Rick Hendrick has assured Earnhardt that his car will be waiting for him when he is ready.
“The seat is his and I expect, we’ve got a lot of time between now and Daytona. I saw him like two or three weeks ago and then I saw him last Monday and I saw him today, the improvements have been phenomenal and listening to the doctor we are excited about Dale Earnhardt Jr. being in the car at Daytona and we’ve got right much time, excited about him racing beyond 2017.”
Hendrick likened Earnhardt to “a member of the family” portraying a relationship that is as much personal as it is business and he even got in a little ribbing.
“I care about him as a person probably as much or more, than as a race car driver. So, I’ve been concerned. But, I’ve been surprised how hard he’s worked. I shouldn’t say that” he said quickly, laughing, “But he sends me video as proof.”
On a more serious note, Hendrick described his organization as a tight knit family that is there for one another.
“We’re like a family there at Motorsports and all the drivers and crew chiefs, you see the team light up when he shows up. It’s just like anytime you have a member of your family hurt or sick or going through something,” he said, “everybody wants to rally to help him. I don’t think there is any way you’d have gotten Jeff Gordon back in a race car other than helping the organization and helping Dale. And I think that’s proof of that. We just feel good. I’ve seen the progress. The sponsors have been super. They all care about him. They care about him so much that they want him to be on the cautious side.”
It obviously hasn’t been an easy decision but it’s a smart one, and it should not be confused with apathy.
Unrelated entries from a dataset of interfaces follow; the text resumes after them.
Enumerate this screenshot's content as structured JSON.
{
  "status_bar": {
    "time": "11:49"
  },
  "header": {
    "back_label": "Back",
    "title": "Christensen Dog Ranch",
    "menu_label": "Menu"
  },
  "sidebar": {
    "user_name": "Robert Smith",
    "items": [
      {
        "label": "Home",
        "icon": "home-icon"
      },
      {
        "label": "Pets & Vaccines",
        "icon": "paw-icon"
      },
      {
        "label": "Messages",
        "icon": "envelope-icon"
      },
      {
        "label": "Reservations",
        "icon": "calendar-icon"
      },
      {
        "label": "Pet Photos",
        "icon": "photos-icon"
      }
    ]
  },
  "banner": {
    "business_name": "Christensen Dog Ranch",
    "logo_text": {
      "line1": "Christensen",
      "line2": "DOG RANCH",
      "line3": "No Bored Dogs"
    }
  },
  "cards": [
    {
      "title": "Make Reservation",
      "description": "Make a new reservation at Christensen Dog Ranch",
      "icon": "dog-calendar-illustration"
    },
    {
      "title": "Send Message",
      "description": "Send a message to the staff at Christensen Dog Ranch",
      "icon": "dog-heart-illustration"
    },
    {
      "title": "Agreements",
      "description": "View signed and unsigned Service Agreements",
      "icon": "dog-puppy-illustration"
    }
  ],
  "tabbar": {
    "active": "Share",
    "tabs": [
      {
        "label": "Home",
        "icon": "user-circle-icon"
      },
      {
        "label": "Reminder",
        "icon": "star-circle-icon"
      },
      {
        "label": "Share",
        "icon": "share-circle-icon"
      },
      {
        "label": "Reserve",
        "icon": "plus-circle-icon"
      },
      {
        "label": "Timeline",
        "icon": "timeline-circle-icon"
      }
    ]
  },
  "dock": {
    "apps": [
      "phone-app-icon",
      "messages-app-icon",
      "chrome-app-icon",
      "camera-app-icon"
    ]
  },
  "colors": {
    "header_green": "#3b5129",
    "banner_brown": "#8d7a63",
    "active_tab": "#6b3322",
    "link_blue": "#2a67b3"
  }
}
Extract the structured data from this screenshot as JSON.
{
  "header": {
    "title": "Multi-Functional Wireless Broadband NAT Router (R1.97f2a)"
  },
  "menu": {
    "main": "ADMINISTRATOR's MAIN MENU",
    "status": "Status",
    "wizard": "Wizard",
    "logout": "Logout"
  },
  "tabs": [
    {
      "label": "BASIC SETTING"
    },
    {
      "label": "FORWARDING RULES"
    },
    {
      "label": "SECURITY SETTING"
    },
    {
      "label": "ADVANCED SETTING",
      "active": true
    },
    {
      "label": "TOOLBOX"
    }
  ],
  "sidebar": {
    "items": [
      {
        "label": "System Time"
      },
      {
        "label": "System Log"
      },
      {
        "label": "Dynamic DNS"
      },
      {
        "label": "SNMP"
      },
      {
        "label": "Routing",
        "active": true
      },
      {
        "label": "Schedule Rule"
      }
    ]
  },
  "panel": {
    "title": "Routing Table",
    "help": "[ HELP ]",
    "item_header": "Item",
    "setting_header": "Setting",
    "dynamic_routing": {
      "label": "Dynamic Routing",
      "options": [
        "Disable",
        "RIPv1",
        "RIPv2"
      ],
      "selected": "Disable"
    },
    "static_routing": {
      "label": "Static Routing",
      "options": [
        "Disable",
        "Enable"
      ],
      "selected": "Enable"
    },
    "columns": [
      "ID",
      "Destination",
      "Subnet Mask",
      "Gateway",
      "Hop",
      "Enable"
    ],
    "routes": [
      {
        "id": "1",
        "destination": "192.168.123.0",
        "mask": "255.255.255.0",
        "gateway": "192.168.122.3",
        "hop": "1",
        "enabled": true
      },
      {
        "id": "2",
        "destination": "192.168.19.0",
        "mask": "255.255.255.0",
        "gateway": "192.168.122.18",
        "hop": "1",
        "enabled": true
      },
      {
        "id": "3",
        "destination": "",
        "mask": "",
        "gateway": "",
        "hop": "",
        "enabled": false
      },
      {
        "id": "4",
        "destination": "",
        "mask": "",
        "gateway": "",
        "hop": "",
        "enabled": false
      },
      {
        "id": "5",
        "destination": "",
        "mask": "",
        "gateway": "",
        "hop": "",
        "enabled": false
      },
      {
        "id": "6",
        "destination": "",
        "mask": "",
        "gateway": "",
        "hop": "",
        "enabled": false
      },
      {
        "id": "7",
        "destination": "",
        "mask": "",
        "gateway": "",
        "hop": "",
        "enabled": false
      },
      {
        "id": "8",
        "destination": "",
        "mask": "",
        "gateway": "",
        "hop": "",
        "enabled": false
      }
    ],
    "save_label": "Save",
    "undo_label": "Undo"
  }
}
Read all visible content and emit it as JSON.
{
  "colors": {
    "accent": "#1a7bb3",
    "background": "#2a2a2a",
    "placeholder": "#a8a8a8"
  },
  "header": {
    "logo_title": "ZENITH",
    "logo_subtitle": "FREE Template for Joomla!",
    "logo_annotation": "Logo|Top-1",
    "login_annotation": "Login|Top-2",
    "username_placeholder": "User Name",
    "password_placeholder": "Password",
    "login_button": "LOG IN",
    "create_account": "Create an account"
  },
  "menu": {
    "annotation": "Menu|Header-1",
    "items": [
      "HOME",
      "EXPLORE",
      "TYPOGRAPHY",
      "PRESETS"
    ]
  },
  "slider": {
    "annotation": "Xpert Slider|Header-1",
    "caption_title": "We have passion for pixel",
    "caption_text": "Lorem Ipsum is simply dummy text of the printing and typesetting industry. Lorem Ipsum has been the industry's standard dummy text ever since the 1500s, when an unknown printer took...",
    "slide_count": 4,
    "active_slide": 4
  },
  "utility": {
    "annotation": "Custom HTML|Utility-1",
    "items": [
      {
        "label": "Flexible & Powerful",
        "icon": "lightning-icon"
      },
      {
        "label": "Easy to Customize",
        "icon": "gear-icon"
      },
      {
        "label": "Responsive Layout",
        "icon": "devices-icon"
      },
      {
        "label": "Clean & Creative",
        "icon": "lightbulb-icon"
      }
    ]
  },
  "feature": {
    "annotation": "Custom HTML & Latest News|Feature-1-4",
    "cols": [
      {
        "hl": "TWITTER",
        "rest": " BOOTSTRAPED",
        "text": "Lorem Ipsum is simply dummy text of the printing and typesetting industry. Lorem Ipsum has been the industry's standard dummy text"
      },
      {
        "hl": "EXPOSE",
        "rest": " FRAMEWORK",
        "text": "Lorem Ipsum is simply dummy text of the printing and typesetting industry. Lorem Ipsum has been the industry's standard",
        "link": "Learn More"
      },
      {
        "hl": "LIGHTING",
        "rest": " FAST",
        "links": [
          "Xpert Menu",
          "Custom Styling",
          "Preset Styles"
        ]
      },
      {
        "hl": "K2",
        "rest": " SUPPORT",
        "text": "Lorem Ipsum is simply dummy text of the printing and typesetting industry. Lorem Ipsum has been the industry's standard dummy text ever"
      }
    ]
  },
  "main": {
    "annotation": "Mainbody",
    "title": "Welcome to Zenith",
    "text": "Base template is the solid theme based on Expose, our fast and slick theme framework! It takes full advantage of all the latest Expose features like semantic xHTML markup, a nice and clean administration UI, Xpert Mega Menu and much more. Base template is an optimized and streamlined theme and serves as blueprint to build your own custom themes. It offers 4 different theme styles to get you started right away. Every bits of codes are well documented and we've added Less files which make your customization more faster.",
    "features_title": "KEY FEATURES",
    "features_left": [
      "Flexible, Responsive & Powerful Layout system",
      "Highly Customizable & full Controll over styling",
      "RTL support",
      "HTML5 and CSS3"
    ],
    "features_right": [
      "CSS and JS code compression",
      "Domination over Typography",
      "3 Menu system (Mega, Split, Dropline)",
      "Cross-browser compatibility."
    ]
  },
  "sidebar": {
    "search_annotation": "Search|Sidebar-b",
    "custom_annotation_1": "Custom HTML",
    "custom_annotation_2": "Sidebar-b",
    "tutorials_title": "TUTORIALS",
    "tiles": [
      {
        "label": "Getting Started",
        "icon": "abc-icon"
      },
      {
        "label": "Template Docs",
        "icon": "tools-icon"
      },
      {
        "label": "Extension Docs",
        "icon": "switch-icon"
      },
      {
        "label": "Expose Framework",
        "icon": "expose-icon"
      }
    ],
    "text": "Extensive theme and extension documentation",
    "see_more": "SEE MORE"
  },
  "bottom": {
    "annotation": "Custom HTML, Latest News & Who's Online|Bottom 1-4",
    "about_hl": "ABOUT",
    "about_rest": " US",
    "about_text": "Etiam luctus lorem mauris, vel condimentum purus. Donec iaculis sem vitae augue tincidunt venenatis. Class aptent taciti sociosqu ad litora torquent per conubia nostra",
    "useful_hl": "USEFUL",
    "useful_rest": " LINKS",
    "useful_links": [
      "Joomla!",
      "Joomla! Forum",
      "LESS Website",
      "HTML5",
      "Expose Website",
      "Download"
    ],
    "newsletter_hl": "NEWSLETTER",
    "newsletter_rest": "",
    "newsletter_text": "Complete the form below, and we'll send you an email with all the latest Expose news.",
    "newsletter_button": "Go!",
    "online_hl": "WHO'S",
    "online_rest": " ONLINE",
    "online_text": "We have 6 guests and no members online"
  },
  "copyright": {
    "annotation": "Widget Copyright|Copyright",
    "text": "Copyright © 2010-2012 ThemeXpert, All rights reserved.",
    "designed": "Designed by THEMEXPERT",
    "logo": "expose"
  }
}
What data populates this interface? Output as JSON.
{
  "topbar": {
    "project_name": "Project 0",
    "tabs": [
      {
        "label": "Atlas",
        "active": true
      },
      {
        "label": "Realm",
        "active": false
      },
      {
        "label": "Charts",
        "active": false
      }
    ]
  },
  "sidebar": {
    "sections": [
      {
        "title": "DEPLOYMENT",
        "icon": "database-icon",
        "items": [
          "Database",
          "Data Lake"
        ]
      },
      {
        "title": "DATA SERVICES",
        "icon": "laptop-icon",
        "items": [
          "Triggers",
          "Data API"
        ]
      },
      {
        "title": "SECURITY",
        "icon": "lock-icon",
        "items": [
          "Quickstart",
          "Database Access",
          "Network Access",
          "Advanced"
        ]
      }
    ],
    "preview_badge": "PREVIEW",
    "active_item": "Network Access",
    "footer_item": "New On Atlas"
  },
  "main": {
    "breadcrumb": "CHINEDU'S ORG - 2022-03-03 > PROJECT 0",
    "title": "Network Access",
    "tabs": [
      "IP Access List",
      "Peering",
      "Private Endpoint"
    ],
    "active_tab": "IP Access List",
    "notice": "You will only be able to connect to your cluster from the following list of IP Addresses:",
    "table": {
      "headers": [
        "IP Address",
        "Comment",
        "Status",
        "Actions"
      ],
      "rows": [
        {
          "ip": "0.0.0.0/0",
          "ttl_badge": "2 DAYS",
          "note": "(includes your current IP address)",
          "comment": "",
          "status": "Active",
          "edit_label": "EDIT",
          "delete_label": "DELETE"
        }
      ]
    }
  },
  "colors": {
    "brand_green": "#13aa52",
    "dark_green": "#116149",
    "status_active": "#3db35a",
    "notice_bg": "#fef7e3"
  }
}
Earnhardt wants it all and he’s not ready to settle for less.
“But my heart wants me to continue,” Earnhardt emphasized, “and wants me to continue to be working with the guys I’ve got. I’m only 41. I think I have some good years left. I’m as good as I have ever been inside the car. My ability to communicate and drive the car and get everything out of it, I feel very confident. I feel like I’m still an asset to the team and to the company. Rick likes to say we have unfinished business.
“I certainly feel the same way. We have races to win. We went through this process in 2012. It was very scary and difficult. Micky told me that I would one day be well and I would win races again, and he was right. We got well, and I had some of the greatest years and racing experiences of my career shortly after that. And so, he’s telling me that this is possible again, and I believe it. And if we work hard enough and we really rehab these systems, anything is possible from here on out. So, I’m very positive and feeling very good and am confident about the future.”
The future may look uncertain but opportunity often arises from misfortune. Earnhardt’s 2016 season is over but the possibilities for next season are endless and there’s unfinished business that needs his attention.